This Tuesday, I'll vote in a presidential primary for the first time.
I'm a little embarrassed to admit that.
I've had five other chances to vote in a primary, and, for a variety of reasons, I didn't.
This year is different. The stakes are high, the choices are good, and the New York primary might actually make a difference.
In fact, Super Tuesday has never been so super. This Tuesday, voters in more than 20 states "" twice as many as in 2004 "" will cast ballots in primaries and caucuses. Because so many states, including New York, moved up their primaries with the goal of having a greater influence on the election, Super Tuesday is also happening earlier than usual, so it matters more.
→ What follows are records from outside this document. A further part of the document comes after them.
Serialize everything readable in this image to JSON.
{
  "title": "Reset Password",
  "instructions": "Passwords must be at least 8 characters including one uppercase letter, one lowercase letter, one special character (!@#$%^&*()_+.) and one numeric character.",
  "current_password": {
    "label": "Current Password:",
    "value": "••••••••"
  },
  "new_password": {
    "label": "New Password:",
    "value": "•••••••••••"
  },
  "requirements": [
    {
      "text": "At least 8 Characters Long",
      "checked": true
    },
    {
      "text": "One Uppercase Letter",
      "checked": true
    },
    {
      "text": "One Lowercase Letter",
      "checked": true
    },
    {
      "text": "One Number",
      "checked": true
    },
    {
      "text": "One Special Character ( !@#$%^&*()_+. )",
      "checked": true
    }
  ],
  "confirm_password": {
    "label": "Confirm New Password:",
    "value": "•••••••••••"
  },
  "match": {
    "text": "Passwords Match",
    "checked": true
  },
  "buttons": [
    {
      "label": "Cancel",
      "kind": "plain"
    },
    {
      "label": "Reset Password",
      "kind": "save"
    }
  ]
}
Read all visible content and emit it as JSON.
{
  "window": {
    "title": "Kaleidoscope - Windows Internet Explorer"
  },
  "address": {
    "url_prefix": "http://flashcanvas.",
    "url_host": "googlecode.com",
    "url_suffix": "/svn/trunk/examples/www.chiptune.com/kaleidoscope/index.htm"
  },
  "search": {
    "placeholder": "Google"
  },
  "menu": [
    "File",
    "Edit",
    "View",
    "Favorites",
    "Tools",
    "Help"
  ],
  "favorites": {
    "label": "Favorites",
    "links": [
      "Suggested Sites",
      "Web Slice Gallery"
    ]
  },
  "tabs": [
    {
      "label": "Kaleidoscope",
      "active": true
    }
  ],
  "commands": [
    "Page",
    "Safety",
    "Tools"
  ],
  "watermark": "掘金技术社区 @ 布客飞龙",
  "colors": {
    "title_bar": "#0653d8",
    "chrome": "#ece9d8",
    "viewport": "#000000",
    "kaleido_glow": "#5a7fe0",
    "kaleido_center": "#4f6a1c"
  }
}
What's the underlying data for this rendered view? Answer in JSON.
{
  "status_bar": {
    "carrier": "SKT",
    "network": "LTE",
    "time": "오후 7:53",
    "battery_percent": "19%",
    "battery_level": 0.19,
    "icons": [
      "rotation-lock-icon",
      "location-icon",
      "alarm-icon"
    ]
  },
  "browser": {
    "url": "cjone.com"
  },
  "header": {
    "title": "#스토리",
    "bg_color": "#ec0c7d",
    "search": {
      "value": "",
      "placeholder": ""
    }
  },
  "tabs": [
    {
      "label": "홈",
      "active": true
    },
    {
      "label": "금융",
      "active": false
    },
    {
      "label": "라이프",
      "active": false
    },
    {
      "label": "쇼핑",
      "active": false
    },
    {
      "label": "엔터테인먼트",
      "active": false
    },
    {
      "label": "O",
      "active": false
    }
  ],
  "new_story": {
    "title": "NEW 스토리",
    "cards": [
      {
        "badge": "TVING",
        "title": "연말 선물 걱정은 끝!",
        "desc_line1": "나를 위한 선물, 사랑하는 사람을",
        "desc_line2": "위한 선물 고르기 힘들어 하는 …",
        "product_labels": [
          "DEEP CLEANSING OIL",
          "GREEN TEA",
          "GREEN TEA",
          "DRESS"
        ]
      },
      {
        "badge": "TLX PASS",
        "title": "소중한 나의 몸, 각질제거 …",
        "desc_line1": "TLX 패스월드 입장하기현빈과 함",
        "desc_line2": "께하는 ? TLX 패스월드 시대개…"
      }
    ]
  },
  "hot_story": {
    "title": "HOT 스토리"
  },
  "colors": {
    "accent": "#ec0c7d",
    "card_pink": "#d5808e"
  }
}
This is especially true when there's not only no incumbent, but also no definitive front-runner in either of the major parties.
Primary voting doesn't get more exciting or important than this.
There are lots of reasons why I've never voted in a presidential primary.
The system we use to elect a president is complicated, and that's intimidating.
It's hard enough to understand how the Electoral College works, and, with different rules for each party and each state, the primaries are even more complex. How many people know the difference between caucuses and primaries? Proportional and winner-takes-all representation? Superdelegates and regular delegates?
My vote won't make a difference.
This may have actually been true, in cases such as the 2000 presidential election, when the New York primary was held late enough not to matter much. By the time New York held its primaries on March 7, George W. Bush and Al Gore were already well on their way toward securing the nominations of their respective parties.
I don't like any of the choices.